POPLAR, Calif. (KSEE)- A rural Tulare County community was still picking up the pieces Thursday after a fire tore through its main business hub last week destroying buildings and displacing a dozen people.
Mari Perez-Ruiz the executive director and co-founder of Central Valley Empowerment Alliance said the area was the center of activity for the small town of Poplar.
It was made up of three businesses as well as housing for several people.
She said last Friday hundreds were gathered along side radio stations and food vendors for a youth vaccination and back-to-school give away.
“The intention was to have youth be dressed, have whatever they need to start and feel good about themselves from day one,” Perez-Ruiz said.
She said volunteers had collected 400 backpacks stocked with school supplies and Forever 21 had donated $100,000 worth of clothing.
She said the event was over just minutes before it was scheduled to start at 3 p.m. when a power line ignited a tree and it quickly spread to the row of businesses and two trailers.
“A lot of folks lost everything. A lot of folks lost everything,” Perez-Ruiz said crying in a Facebook live right after the fire.
“In the morning I wake up and I think maybe it’s a nightmare. But no, it’s true,” Gregorio Rodriguez said.
Rodriguez fought to be a business owner and finally got his own bakery two years ago.
“I work for 10 years, and save my money for my bakery and all is gone, all is gone in 30 minutes,” he said.
Anes Muthana owns the building and lived in one of the burned trailers. He also ran the attached grocery store which has been a family business for 50 years.
Muthana is known for helping anyone who could not afford food and is described as a man who cares deeply for his community.
“It is not the only store you know. It is like I said, it is a life you know? So over here in this community, I know everybody it’s like family you know? It’s more than a store,” Muthana said.

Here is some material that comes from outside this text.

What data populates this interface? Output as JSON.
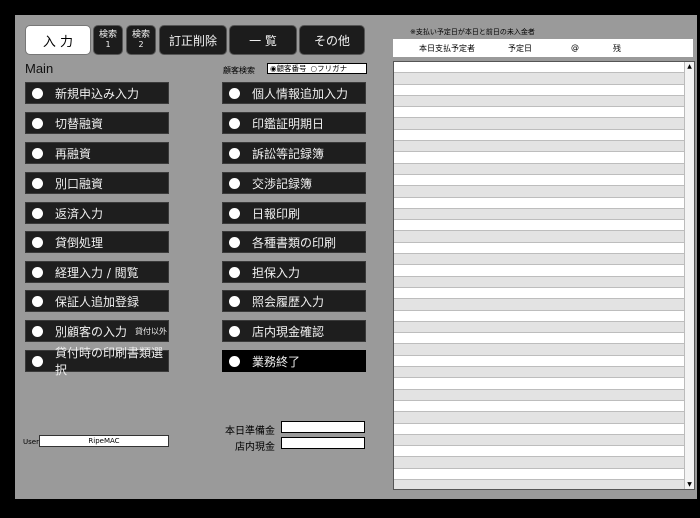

Because of a lapse in insurance coverage, Muthana just found out he’s not insured. There is no estimate on monetary damages yet but the loss to the community is very steep.
“We are feeling the pain collectively, and we’re trying to rise together and we are going to be rebuilding,” Perez-Ruiz said.
She said they want to be moving toward rebuilding within a year, but estimates the cleanup alone in the tens of thousands.
She said they’re hoping for a trailer donation or to raise funds to rent some so all the dozen people who have been displaced can have a roof over their heads. Right now Perez -Ruiz said three people are living in a car. Anyone who wants to help can donate through this GoFundMe:
Donations can also be made through the Central Valley Empowerment Alliance at: